**WHAT YOU NEED TO DO:**
Find the word "last" in the data, then copy each line where it is found.

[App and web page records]
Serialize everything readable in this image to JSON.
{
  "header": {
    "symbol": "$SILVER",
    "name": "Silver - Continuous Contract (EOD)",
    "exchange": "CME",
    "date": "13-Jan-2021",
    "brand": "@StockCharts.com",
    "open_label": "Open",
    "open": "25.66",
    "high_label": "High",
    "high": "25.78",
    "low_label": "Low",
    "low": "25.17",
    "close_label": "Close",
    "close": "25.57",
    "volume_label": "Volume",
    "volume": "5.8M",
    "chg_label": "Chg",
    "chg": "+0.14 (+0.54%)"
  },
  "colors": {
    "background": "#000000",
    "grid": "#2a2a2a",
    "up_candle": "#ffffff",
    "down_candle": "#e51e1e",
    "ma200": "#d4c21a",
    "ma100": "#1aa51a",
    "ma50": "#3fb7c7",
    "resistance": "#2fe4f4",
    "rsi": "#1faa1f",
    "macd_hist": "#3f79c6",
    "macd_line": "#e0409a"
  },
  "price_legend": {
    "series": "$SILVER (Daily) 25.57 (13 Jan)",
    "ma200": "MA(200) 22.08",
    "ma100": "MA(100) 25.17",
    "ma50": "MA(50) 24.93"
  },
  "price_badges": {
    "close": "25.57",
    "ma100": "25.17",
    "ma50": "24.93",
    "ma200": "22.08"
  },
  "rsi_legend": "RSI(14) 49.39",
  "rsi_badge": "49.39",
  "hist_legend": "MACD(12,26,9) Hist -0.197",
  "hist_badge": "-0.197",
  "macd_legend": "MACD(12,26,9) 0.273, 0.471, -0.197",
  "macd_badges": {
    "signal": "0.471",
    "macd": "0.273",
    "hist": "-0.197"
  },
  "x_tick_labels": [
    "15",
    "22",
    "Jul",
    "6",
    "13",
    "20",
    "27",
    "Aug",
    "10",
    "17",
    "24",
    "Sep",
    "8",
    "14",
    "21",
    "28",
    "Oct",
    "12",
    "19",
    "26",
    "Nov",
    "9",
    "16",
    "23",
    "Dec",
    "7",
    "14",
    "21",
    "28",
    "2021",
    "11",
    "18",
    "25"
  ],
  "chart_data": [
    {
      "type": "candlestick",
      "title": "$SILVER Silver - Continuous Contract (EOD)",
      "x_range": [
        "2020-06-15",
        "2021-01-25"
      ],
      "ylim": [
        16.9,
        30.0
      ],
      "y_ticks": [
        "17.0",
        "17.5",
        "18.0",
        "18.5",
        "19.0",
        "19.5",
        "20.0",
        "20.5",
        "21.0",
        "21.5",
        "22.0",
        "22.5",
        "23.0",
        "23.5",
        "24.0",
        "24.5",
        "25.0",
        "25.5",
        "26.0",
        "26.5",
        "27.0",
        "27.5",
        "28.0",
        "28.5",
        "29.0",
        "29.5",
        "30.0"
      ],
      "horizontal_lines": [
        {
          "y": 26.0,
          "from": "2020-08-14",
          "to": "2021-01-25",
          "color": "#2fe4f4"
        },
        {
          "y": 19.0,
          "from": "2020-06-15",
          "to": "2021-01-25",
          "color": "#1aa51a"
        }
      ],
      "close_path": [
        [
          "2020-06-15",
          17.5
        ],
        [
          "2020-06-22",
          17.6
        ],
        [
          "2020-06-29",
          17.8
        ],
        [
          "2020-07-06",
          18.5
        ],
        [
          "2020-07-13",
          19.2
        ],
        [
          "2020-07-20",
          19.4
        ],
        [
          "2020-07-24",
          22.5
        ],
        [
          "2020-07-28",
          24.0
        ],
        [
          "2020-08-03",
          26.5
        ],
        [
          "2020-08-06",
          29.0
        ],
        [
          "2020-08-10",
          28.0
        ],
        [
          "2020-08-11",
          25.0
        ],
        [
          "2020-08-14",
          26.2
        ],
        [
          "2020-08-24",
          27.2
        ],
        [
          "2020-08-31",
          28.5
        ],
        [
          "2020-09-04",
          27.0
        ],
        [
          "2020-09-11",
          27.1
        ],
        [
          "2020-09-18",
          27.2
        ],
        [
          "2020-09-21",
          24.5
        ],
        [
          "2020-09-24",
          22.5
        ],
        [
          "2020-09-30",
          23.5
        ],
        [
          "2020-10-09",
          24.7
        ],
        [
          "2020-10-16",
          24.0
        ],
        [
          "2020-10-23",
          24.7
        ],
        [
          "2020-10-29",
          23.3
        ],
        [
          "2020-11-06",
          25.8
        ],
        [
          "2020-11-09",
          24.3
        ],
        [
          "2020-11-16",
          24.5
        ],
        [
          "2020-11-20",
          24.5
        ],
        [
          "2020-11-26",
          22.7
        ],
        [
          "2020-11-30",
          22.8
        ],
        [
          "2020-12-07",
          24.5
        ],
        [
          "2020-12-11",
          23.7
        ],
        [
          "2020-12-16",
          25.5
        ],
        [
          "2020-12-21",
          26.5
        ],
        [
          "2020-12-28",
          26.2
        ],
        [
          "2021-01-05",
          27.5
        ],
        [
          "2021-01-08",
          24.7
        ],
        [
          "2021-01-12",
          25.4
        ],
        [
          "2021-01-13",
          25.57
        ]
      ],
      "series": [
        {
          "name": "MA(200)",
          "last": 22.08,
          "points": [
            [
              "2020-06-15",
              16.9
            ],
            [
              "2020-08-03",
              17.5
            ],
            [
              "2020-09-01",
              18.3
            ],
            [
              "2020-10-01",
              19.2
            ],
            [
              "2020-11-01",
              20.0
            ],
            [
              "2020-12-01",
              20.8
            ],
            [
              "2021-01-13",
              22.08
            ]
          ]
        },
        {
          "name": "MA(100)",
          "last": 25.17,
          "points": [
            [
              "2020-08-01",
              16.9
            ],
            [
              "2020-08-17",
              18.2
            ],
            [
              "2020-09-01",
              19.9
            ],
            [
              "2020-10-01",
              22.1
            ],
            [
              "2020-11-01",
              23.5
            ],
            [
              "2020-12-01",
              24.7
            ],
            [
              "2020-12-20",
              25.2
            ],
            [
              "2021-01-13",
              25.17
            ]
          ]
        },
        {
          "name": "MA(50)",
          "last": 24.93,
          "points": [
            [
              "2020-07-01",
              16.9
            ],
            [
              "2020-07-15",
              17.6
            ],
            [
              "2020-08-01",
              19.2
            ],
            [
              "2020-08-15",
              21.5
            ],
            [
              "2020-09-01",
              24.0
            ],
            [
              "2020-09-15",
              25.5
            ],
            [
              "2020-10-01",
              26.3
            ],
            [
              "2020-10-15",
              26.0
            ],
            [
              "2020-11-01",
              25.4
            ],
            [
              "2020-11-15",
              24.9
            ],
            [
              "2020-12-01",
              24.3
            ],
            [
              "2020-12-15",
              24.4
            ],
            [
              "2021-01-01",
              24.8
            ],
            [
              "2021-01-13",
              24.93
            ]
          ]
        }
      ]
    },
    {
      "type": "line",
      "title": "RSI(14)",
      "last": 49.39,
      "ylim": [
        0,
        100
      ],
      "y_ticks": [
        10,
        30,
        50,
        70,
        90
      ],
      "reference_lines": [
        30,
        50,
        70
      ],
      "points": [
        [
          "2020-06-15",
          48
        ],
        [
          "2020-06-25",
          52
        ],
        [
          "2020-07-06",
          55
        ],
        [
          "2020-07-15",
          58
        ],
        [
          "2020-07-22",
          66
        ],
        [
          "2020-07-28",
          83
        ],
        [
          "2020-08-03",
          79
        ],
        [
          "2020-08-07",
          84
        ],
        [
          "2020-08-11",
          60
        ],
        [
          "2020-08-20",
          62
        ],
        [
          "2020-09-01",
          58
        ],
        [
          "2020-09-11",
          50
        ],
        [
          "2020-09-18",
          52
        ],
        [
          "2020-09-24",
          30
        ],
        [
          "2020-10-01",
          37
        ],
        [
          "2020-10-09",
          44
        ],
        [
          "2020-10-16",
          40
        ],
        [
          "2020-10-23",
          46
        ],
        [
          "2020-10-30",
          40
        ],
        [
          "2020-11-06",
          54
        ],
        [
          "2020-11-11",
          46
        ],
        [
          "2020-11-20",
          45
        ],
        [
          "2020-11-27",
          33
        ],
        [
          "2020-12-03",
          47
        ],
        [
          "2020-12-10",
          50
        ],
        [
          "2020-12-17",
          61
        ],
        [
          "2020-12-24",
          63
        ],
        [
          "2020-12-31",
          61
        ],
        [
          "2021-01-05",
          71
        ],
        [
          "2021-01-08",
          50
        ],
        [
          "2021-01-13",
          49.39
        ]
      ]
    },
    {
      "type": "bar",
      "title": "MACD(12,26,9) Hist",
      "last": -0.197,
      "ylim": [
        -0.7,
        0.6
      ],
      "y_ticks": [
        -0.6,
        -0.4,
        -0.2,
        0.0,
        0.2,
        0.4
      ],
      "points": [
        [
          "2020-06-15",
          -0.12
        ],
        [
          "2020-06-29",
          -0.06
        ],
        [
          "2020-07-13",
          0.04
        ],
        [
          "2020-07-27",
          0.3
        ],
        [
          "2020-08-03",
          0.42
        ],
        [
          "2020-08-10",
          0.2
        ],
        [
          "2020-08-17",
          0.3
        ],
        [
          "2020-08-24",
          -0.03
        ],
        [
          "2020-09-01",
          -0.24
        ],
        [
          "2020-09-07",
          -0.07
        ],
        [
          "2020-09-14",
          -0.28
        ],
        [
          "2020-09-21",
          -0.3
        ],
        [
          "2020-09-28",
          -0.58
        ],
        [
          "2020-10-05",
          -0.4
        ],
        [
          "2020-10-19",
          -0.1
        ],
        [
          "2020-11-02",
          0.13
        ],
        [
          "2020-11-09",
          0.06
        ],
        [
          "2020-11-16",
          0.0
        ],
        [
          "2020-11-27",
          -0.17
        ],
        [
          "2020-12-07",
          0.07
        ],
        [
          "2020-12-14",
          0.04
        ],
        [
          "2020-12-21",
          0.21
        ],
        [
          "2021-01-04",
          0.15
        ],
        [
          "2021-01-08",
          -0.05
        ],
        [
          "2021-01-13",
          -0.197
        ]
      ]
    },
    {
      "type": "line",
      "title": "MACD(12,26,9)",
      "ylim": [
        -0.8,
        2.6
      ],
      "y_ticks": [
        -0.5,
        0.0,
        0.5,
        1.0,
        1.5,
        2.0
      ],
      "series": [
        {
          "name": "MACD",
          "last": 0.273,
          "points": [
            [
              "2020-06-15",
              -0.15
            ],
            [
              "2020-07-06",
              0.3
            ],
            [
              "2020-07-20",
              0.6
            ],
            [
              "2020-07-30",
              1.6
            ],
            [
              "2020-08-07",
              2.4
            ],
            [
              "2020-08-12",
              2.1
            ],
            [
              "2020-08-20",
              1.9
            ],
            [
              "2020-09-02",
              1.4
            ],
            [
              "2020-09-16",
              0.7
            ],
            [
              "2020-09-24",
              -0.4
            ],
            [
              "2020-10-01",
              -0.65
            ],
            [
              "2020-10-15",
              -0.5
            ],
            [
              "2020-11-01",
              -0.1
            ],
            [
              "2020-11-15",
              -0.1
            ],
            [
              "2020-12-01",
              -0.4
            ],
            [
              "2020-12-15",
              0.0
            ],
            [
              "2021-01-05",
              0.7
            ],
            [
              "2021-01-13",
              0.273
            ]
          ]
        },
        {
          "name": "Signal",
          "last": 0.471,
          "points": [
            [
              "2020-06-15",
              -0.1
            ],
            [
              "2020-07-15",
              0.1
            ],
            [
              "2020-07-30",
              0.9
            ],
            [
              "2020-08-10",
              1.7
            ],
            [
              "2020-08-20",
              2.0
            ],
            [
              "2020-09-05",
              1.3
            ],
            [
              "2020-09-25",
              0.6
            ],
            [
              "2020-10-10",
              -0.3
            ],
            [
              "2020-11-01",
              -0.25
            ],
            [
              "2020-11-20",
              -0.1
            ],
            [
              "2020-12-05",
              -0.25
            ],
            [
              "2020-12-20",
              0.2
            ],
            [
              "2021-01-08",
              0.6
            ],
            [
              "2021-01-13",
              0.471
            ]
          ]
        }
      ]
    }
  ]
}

**ANSWER TO THE PROBLEM:**
          "last": 22.08,
          "last": 25.17,
          "last": 24.93,
      "last": 49.39,
      "last": -0.197,
          "last": 0.273,
          "last": 0.471,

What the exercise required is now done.